A quarrel with Kwanzaa
By Clarence Page
Reports of a so-called war against Christmas may be wildly exaggerated, but at least one Wisconsin lawmaker really is waging a war against Kwanzaa.
In a war by news release, Wisconsin Republican state Sen. Glenn Grothman of West Bend fired this recent blast: “Why are hard-core left wingers still trying to talk about Kwanzaa — the supposed African-American holiday celebration between Christmas and New Year’s?”
“Hard-core left wingers?” Surely he is not talking about greeting card companies, fast-food chains or the U.S. Postal Service, among others who have capitalized on Kwanzaa in recent years. Surely he doesn’t mean presidents like George W. Bush who, with first lady Laura Bush, annually praised Kwanzaa’s “focus on the importance of family, community and history, and to reflect on the Nguzo Saba or seven principles of African culture.”
Those seven principles, as President Bush noted, are “unity, self-determination, collective work and responsibility, cooperative economics, purpose, creativity and faith.” If people hear something sinister in that list, I think they have the problem, not Kwanzaa.
Yet, Grothman assures us that he has only the best interests of African-Americans in mind. After all, he says, “almost no black people today care about Kwanzaa — just white left-wingers who try to shove this down black people’s throats in an effort to divide Americans.”
Unfortunately the only person I hear in those passages who is trying to divide America is Grothman. He’s not alone among conservatives who denounce Kwanzaa, he’s just one of the more prominent.
I could ignore his ravings more easily if they did not feed an unfortunate narrative of “blackophobia,” defined in the online Urban Dictionary as “an exaggerated fear of black people” and black culture. At a time when Republicans are struggling nationally to expand the party’s appeal beyond its mostly non-Hispanic white base, Grothman is not helpful.

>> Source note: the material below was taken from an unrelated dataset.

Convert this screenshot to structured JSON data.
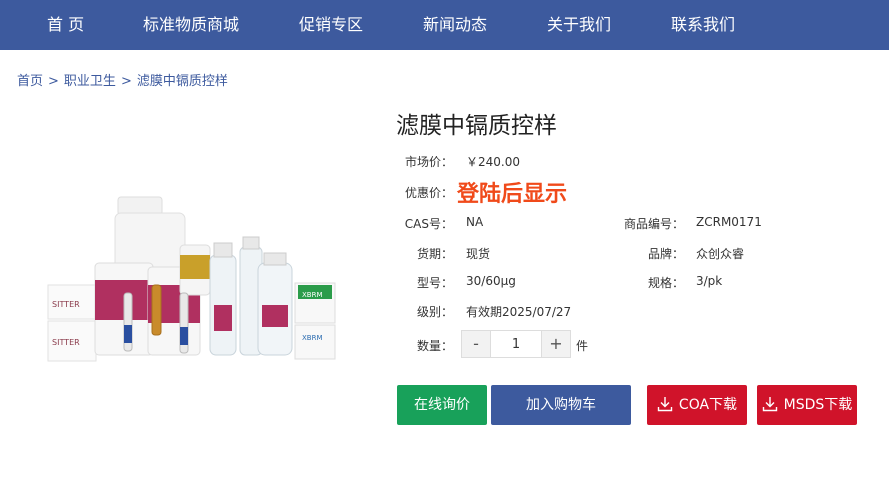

He ended his Kwanzaa release, which he also emailed to his constituents, by cautioning parents to “be on the lookout if a K-12 or college teacher tries to tell your children or grandchildren it’s a real holiday.”
His remarks were predictably denounced, especially by Democrats. But I’m not mad at him. If Kwanzaa, a product of the 1960s black consciousness revolution, really is on the wane, nothing will help to re-energize it more than attacks from clueless culture warriors.
Let’s get a few things straight: Like it or not, Kwanzaa is all about inclusion, not division. “Kwanzaa is clearly an African holiday created for African peoples,” says the Official Kwanzaa Website. “But other people can and do celebrate it, just like other people participate in Cinco de Mayo celebrations besides Mexicans; Chinese New Year festivities besides Chinese; Native American powwows besides Native Americans.”
Kwanzaa was created in 1966 by Maulana Karenga, born Ronald McKinley Everett, now an Africana Studies professor at California State University at Long Beach, to be the first pan-African holiday. His goal was to give black Americans, stripped by slavery of our ancestral traditions, an Africa-centered alternative to the existing mainstream holidays — without trying to replace them.
Unfortunately, Karenga had a hard time upholding his own lofty seven principles. He served prison time in the early 1970s for felonious assault and false imprisonment connected to his radical organization. U.S. congressional investigations later found that J. Edgar Hoover’s FBI had provoked violent conflicts between the U.S. and the Black Panthers. Yet, Kwanzaa’s good reputation has outlasted that of its founder.
As one who remembers those turbulent 1960s, I think Kwanzaa serves as an important spiritual and familial need for African-Americans as we re-examine ourselves through the lens that W.E.B. DuBois called the “double consciousness” of being African and American.
My family and I celebrated the lighting of a menorah-like Kwanzaa kinara annually with family, friends and neighbors of all races and creeds. The tradition has faded somewhat as our son has grown up. Kwanzaa, like Santa Claus, just isn’t the same without kids.
But I’m willing to bring back our family festival if Sen. Grothman is in town and would like to join us for a real Kwanzaa experience. He would be welcome. Kwanzaa’s first principle is “unity.” We don’t have to be uniform.